Start of Block

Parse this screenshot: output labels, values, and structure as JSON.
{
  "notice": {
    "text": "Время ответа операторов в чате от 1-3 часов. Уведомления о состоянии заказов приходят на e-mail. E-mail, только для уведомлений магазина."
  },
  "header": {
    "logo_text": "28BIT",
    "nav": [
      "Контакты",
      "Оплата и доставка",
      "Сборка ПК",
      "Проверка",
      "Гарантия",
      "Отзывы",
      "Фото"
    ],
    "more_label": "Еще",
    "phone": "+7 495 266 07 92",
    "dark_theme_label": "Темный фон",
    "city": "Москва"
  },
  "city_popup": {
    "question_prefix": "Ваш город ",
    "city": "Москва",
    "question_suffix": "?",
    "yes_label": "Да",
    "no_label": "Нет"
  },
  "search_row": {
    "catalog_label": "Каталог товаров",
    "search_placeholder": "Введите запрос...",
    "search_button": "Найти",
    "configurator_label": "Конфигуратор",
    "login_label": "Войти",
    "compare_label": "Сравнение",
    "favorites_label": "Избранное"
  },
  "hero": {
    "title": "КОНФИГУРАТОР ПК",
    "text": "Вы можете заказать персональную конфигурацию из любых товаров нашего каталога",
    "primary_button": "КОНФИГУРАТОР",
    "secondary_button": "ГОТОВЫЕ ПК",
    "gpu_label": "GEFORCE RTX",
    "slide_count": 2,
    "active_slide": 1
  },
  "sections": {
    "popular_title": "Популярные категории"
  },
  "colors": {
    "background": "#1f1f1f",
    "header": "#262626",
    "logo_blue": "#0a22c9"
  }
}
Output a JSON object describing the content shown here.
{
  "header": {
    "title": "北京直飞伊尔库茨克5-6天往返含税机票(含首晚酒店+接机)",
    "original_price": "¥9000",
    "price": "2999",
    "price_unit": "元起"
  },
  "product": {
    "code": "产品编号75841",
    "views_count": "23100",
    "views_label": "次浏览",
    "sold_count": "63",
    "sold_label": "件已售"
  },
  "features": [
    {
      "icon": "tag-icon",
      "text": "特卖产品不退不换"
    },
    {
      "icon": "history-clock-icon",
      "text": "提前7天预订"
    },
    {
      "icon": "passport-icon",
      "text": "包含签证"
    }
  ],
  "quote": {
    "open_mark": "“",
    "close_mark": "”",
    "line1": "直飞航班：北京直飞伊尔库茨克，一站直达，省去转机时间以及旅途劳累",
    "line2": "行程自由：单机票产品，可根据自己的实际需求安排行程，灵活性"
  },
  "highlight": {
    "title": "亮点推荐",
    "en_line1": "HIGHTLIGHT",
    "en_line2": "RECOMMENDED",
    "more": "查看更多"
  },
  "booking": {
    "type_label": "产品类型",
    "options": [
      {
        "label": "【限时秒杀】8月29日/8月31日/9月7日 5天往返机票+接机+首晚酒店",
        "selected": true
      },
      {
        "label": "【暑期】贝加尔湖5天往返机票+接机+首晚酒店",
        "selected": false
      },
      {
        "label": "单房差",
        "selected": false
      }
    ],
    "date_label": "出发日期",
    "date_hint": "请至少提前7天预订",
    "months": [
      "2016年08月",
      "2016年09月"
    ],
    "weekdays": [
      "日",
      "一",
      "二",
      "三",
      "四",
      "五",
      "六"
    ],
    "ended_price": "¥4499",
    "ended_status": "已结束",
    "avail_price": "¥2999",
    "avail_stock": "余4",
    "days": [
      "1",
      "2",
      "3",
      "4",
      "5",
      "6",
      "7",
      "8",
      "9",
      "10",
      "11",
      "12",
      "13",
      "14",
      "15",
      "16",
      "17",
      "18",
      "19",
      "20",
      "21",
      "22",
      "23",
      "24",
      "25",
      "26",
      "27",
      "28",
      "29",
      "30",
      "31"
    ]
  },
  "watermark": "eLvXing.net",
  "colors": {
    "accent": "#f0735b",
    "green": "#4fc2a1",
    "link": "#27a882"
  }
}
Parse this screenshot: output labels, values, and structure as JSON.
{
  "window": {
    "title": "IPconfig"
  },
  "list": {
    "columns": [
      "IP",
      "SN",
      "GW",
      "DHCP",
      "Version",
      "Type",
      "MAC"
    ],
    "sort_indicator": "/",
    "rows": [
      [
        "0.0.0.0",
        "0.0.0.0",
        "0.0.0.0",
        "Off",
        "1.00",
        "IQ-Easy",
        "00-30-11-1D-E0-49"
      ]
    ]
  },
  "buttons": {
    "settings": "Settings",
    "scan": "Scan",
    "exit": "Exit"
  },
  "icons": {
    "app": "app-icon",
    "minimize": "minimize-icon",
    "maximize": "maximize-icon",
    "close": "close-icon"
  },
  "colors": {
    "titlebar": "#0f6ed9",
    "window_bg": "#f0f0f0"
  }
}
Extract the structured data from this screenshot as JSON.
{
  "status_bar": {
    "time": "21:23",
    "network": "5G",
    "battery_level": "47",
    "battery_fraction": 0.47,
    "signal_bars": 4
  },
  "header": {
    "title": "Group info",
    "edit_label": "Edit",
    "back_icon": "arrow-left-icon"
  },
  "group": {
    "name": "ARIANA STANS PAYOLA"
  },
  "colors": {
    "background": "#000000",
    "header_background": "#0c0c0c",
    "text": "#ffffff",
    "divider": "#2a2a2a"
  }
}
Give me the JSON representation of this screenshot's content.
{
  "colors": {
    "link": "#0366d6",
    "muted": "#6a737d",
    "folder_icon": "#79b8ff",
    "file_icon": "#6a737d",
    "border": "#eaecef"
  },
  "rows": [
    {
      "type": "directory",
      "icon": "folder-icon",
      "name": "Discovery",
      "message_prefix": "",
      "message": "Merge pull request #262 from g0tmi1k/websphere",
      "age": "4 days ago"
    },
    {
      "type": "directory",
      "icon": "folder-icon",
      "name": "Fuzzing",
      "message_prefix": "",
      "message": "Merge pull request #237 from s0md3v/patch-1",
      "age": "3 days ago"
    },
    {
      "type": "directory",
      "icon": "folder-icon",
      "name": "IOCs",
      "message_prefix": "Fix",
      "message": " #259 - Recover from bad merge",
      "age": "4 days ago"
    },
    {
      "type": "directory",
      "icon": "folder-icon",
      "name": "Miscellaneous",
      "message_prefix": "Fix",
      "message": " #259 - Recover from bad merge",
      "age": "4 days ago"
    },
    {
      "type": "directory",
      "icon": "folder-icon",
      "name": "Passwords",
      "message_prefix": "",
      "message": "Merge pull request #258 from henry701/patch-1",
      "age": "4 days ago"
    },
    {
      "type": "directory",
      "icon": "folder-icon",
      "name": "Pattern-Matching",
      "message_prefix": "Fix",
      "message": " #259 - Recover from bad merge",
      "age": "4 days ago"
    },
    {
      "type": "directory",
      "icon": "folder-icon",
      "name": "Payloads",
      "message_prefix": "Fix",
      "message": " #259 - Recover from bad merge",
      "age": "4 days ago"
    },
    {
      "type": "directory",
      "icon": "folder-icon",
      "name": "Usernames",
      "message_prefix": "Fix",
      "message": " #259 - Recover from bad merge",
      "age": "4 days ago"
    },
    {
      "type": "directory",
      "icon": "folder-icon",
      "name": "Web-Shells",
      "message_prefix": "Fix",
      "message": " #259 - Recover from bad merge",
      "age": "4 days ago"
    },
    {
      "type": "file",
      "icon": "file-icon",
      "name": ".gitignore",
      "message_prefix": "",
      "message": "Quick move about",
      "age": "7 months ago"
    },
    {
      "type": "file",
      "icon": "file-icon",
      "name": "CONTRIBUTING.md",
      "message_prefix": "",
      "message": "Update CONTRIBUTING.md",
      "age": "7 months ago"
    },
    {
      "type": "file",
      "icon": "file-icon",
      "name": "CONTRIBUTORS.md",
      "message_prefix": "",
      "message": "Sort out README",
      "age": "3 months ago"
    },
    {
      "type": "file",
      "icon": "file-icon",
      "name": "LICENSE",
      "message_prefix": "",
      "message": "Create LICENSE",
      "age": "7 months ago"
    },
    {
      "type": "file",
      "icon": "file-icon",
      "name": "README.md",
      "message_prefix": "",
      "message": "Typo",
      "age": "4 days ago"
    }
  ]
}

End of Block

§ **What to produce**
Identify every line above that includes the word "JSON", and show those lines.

§ **Written solution**
Parse this screenshot: output labels, values, and structure as JSON.
Output a JSON object describing the content shown here.
Parse this screenshot: output labels, values, and structure as JSON.
Extract the structured data from this screenshot as JSON.
Give me the JSON representation of this screenshot's content.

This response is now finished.